Please copy every line from the following entries in which the word "icon" appears.
====== Supplied data
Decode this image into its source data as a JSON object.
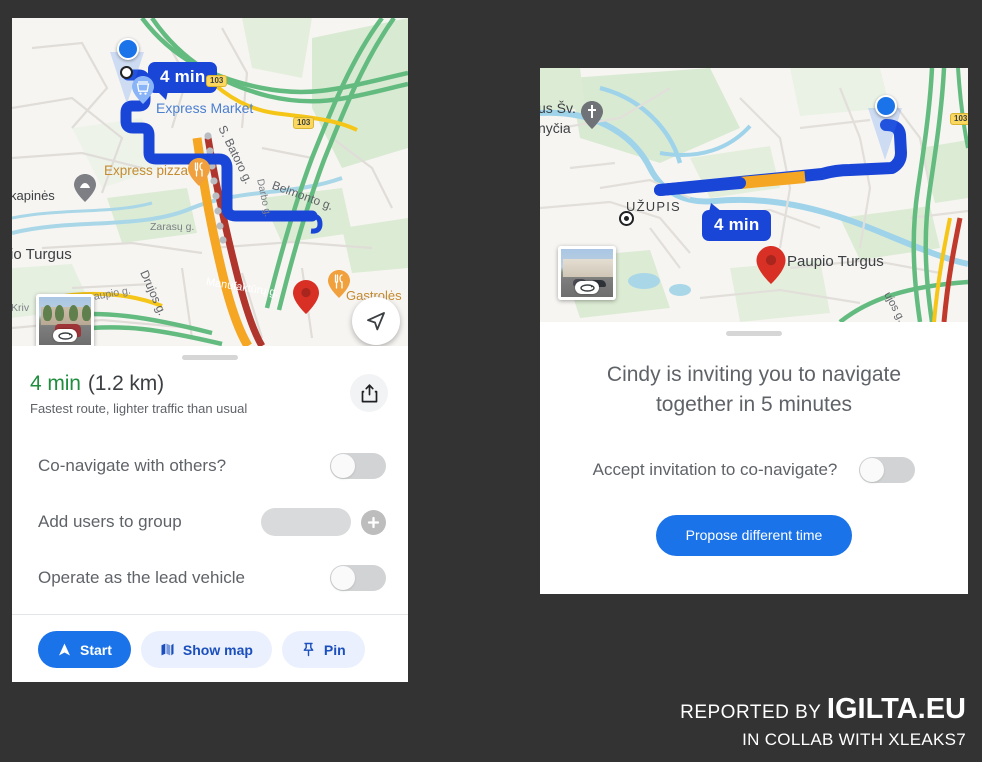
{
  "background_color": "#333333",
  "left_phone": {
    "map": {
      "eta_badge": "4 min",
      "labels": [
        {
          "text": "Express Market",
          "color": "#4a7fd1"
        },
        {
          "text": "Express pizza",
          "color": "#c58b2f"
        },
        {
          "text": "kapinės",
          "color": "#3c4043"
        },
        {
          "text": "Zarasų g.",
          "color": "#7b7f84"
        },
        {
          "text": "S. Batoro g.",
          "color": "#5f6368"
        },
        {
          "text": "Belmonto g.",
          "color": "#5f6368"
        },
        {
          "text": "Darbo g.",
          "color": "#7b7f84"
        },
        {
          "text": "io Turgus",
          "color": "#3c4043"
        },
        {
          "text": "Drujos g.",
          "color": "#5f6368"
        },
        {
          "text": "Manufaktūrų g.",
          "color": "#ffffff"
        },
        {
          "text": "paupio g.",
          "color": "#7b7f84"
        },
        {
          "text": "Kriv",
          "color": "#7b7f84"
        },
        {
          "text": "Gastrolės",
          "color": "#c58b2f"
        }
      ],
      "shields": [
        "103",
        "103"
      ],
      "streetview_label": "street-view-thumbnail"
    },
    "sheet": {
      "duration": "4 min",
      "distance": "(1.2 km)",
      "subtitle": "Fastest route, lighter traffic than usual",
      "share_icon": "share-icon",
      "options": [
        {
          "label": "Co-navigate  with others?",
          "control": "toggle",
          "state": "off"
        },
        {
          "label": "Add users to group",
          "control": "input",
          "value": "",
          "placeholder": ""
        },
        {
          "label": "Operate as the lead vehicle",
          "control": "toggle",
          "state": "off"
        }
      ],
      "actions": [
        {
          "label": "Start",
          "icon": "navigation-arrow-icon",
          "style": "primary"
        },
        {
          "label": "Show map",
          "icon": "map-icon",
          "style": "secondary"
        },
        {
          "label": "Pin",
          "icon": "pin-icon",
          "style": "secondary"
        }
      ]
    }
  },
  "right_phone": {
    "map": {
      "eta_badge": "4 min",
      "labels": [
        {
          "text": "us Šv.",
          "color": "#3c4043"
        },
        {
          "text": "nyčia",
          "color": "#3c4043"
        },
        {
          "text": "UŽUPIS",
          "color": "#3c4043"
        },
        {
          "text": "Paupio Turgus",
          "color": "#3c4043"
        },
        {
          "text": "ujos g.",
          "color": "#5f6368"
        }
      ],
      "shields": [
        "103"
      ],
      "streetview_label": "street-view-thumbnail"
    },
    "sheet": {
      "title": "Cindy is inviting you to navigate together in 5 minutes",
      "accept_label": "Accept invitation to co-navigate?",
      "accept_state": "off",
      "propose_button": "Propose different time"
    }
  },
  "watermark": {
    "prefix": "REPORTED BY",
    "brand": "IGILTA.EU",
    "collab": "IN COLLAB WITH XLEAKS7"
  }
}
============
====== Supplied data
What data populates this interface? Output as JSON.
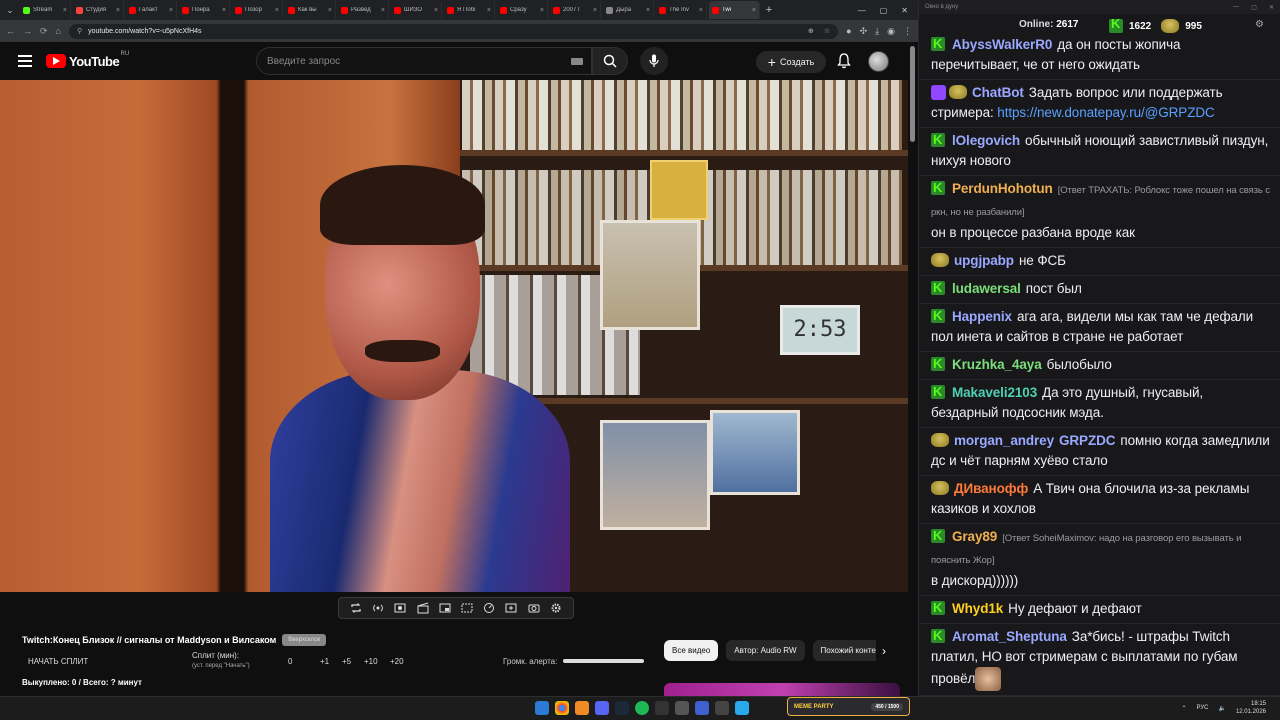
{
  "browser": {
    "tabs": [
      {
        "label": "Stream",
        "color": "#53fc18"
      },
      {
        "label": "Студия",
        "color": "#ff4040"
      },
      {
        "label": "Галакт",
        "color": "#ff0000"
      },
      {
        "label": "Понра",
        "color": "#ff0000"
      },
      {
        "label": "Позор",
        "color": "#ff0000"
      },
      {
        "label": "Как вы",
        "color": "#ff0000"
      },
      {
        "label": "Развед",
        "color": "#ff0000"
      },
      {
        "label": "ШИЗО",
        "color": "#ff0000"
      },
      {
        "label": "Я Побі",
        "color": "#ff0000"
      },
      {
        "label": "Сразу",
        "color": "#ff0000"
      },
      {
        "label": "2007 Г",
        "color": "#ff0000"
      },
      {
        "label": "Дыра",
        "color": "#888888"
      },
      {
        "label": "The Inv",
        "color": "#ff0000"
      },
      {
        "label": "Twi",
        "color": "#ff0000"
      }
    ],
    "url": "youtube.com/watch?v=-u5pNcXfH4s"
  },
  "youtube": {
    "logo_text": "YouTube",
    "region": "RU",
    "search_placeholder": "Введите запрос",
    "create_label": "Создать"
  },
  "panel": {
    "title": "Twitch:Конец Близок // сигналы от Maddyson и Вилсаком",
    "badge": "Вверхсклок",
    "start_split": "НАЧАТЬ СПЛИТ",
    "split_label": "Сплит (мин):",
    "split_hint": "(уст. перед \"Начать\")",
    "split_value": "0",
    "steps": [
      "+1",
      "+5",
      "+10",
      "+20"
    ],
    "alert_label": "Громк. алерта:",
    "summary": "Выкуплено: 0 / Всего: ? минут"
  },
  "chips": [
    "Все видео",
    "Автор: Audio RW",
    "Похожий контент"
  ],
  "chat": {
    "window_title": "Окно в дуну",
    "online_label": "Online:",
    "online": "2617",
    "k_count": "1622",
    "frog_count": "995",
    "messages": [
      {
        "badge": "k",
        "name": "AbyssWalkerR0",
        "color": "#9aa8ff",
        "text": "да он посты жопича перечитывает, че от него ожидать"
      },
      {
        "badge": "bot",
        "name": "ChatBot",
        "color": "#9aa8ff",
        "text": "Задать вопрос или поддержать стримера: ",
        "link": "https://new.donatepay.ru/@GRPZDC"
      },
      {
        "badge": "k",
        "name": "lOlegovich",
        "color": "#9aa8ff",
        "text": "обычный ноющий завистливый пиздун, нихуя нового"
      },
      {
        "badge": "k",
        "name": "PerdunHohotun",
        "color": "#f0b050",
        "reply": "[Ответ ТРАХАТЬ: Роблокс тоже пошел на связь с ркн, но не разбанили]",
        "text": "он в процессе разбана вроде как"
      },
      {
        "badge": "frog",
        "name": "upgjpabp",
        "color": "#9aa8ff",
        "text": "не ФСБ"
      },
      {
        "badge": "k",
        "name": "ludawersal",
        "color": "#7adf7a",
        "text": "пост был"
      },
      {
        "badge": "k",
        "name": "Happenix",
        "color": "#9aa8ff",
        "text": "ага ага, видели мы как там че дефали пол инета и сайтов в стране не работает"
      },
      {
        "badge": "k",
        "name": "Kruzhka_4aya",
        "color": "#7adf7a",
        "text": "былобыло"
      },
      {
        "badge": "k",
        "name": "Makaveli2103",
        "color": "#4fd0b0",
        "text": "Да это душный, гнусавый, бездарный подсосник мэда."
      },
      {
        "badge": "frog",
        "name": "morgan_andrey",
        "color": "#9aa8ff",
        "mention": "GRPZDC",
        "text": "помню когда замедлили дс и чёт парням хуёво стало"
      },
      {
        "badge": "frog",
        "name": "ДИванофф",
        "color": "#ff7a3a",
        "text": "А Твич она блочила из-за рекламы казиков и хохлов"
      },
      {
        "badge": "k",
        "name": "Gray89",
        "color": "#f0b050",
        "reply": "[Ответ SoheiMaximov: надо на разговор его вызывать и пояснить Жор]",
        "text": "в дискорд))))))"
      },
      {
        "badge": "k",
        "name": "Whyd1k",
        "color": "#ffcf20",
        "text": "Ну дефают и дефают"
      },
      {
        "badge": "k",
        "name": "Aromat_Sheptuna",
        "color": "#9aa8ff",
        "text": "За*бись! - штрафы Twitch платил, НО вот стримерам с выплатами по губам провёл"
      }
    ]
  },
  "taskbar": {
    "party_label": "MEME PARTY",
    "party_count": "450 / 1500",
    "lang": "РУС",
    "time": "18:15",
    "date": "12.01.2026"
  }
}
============
Solution |
      "share_icon": "share-icon",
          "icon": "navigation-arrow-icon",
          "icon": "map-icon",
          "icon": "pin-icon",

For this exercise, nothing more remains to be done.